■ TASK ■
Give every line from the entries that contains "Start".

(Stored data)
○ ○ ○ ○ ○

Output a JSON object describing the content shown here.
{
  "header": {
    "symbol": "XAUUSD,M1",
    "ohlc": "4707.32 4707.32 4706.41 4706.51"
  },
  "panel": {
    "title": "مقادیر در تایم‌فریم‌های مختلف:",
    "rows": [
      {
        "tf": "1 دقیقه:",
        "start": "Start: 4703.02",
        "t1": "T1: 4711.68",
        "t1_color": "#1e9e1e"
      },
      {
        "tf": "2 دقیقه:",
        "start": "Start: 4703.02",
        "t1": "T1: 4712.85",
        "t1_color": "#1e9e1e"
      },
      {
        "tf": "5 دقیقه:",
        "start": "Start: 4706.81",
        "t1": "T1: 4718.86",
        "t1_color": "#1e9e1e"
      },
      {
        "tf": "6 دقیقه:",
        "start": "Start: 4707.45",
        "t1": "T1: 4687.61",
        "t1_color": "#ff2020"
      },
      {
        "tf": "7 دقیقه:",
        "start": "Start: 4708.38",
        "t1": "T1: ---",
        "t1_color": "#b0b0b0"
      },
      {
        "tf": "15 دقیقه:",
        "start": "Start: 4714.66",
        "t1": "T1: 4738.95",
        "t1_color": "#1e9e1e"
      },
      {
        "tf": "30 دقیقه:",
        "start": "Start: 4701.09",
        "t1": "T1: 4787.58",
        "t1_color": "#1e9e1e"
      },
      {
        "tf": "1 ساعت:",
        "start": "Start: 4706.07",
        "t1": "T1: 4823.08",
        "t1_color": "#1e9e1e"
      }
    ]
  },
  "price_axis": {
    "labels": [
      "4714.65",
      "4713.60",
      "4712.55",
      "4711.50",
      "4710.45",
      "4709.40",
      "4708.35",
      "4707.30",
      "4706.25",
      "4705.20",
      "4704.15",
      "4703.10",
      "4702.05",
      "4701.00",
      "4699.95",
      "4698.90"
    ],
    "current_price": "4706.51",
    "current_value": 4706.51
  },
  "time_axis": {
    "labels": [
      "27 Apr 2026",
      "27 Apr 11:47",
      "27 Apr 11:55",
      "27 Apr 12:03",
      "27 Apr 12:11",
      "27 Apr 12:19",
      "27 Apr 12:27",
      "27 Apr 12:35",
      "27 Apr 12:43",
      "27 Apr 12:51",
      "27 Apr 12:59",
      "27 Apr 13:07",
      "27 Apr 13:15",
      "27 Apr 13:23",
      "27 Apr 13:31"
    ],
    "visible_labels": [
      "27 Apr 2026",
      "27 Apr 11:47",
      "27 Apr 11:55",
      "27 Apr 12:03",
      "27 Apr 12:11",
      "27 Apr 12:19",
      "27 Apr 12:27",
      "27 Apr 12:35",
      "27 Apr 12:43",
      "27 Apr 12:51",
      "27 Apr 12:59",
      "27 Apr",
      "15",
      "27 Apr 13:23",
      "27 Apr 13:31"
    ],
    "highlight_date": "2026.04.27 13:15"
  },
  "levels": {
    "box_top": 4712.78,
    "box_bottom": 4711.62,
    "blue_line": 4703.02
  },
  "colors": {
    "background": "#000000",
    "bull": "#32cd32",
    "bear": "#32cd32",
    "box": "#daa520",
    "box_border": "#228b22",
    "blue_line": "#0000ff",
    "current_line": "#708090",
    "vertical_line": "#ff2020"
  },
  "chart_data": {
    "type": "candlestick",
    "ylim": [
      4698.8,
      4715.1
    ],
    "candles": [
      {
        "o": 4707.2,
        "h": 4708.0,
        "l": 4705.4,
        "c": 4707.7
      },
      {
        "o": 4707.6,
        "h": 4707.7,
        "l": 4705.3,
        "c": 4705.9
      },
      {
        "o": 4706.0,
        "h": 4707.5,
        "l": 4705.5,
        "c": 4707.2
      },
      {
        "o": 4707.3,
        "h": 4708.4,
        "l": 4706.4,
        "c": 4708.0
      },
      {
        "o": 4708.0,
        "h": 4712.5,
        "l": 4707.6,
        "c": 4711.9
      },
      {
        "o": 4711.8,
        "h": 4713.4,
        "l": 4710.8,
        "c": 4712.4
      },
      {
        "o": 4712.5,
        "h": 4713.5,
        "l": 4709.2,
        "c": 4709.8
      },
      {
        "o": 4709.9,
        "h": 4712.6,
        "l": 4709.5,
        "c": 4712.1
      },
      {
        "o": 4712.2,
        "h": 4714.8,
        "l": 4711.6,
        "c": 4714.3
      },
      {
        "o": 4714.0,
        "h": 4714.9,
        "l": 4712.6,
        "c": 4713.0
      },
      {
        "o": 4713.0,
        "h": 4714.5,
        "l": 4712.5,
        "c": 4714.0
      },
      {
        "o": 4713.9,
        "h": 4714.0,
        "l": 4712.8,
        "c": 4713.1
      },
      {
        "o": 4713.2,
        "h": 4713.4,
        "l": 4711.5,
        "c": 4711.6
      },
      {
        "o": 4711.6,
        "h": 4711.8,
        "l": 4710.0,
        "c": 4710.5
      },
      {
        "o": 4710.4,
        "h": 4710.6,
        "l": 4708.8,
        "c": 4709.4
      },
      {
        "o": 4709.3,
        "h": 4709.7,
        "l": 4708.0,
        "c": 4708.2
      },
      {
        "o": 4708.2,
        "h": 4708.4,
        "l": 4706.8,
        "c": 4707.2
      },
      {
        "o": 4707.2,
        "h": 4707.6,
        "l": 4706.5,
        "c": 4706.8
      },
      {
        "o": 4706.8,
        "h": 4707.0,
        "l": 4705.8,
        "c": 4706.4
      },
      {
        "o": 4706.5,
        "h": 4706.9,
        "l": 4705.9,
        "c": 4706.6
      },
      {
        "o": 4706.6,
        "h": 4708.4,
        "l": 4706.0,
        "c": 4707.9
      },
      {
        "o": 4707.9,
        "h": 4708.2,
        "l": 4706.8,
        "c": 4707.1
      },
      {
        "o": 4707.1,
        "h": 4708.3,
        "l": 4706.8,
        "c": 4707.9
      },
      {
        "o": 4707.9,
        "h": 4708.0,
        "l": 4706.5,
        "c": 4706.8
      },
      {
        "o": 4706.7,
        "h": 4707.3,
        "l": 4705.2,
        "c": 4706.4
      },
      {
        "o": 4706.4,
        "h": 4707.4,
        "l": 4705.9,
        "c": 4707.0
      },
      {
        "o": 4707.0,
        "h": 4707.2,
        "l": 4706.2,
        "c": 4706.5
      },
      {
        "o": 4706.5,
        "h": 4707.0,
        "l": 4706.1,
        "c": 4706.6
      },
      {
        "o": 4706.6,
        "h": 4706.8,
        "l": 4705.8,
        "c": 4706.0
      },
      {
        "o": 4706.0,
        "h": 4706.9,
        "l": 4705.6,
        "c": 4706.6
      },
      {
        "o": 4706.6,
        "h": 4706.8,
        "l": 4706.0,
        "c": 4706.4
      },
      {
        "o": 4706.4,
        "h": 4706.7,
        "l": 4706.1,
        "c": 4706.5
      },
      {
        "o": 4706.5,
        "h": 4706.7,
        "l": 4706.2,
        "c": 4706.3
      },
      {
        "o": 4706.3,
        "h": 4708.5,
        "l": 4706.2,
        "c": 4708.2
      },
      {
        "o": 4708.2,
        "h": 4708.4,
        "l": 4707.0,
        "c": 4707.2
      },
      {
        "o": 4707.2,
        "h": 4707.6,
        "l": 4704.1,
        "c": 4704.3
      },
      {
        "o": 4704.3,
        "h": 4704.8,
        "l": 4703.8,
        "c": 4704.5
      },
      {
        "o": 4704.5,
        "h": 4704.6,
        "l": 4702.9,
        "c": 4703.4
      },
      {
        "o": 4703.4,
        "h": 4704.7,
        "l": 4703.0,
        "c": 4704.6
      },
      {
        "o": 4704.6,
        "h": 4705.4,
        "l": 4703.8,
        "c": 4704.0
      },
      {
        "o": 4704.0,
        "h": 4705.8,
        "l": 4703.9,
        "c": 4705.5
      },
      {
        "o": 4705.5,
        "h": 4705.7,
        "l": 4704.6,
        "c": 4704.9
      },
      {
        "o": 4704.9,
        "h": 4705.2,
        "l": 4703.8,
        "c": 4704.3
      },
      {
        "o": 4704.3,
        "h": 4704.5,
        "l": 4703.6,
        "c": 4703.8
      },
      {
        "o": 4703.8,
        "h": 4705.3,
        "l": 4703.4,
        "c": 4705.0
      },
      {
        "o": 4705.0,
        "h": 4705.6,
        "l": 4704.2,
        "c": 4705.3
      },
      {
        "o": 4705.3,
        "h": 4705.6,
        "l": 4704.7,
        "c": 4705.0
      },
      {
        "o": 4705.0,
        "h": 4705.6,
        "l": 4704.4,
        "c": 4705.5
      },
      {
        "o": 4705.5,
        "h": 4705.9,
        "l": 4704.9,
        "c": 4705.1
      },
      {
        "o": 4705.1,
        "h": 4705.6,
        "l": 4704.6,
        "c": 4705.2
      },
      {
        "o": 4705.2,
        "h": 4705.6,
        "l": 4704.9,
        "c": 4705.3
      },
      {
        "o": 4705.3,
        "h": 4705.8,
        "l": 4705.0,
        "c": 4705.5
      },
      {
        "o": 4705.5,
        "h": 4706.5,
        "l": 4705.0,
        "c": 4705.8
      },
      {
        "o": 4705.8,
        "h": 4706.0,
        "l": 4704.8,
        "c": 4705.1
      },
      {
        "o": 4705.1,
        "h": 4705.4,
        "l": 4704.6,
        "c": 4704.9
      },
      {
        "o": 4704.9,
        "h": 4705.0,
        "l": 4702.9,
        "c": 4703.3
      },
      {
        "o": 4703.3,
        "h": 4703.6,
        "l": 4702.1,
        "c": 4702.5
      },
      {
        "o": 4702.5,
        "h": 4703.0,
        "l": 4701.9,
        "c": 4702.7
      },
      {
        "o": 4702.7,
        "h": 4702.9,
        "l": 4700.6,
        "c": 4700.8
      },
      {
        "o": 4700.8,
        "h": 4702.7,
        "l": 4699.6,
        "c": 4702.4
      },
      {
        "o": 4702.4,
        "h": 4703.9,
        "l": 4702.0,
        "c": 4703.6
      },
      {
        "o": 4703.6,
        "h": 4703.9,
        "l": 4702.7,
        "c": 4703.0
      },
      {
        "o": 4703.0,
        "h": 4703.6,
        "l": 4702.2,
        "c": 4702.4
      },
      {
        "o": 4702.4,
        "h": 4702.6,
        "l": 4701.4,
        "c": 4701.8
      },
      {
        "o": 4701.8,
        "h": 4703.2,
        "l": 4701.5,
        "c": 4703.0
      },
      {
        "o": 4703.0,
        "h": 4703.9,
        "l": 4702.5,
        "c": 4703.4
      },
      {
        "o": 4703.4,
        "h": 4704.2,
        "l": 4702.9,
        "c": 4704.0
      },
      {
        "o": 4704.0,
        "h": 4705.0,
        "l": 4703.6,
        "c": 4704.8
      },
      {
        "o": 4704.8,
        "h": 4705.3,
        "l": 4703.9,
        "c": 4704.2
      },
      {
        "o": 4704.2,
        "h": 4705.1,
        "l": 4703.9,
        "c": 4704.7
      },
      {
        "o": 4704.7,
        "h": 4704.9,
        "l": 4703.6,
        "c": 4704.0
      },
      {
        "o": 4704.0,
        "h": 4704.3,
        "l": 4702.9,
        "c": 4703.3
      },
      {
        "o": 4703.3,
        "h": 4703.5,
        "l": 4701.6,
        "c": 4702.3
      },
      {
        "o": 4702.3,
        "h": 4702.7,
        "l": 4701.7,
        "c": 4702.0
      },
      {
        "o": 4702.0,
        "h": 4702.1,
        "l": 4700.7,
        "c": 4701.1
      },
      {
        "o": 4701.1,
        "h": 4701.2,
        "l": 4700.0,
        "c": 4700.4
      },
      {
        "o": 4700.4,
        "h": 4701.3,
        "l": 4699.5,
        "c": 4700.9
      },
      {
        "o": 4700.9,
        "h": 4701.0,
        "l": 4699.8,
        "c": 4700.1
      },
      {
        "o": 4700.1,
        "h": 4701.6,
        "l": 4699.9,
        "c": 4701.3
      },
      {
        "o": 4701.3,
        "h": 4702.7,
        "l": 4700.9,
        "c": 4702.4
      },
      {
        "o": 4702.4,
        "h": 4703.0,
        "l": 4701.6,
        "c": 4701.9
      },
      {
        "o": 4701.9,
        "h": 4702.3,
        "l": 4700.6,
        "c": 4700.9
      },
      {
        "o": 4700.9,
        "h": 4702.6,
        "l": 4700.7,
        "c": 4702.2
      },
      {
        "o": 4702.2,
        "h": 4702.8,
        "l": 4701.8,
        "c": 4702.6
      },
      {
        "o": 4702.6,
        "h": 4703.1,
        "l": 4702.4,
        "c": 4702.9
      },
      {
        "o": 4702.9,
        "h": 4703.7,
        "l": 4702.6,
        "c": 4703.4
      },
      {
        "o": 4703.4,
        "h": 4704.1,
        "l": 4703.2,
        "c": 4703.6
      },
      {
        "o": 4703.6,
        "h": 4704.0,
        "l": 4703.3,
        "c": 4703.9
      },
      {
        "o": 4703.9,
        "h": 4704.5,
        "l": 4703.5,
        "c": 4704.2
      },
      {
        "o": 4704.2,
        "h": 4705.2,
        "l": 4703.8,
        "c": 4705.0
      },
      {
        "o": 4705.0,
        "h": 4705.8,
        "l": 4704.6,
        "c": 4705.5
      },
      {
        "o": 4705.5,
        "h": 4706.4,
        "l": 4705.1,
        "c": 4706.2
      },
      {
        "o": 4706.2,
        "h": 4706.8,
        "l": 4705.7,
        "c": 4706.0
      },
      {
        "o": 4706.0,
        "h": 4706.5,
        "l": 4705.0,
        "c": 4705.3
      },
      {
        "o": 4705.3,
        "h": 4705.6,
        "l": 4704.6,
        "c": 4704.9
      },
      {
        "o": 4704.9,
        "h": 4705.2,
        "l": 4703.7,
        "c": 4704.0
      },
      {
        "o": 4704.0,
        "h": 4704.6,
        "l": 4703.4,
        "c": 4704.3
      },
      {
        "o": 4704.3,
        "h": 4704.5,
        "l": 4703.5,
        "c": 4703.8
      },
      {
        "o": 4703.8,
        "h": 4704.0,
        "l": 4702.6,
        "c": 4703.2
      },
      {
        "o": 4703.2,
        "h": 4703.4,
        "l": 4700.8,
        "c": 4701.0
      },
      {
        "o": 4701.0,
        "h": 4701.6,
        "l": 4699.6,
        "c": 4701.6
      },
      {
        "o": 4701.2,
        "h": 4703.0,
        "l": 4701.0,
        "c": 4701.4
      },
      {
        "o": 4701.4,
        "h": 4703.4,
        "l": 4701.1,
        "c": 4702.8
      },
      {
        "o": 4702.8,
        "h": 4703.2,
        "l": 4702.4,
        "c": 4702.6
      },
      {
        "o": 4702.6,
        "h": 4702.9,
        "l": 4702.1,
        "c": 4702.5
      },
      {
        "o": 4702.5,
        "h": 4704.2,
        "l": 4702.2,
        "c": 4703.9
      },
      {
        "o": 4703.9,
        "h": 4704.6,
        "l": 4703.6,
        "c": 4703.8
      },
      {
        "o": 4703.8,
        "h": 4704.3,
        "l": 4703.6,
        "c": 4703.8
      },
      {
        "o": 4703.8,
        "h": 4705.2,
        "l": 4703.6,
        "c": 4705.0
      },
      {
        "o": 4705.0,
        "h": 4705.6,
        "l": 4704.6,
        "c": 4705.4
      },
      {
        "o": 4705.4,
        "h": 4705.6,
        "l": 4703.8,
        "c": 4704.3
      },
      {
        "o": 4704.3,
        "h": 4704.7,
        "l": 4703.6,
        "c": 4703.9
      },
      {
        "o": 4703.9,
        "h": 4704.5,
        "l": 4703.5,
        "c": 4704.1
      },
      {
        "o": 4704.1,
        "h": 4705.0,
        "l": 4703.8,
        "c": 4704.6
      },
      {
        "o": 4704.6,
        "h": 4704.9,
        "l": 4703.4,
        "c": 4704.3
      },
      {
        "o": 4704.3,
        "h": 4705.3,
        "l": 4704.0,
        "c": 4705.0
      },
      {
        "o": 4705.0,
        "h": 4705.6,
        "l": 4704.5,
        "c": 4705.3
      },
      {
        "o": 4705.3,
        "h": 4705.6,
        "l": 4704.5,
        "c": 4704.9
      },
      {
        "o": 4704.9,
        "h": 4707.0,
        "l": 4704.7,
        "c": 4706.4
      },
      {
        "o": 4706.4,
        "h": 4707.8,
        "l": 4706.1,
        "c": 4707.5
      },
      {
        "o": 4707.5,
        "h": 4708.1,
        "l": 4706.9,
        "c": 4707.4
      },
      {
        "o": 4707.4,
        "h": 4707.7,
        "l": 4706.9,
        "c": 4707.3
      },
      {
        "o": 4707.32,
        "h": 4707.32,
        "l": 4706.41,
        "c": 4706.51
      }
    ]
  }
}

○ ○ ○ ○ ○

■ YOUR RESPONSE ■
        "start": "Start: 4703.02",
        "start": "Start: 4703.02",
        "start": "Start: 4706.81",
        "start": "Start: 4707.45",
        "start": "Start: 4708.38",
        "start": "Start: 4714.66",
        "start": "Start: 4701.09",
        "start": "Start: 4706.07",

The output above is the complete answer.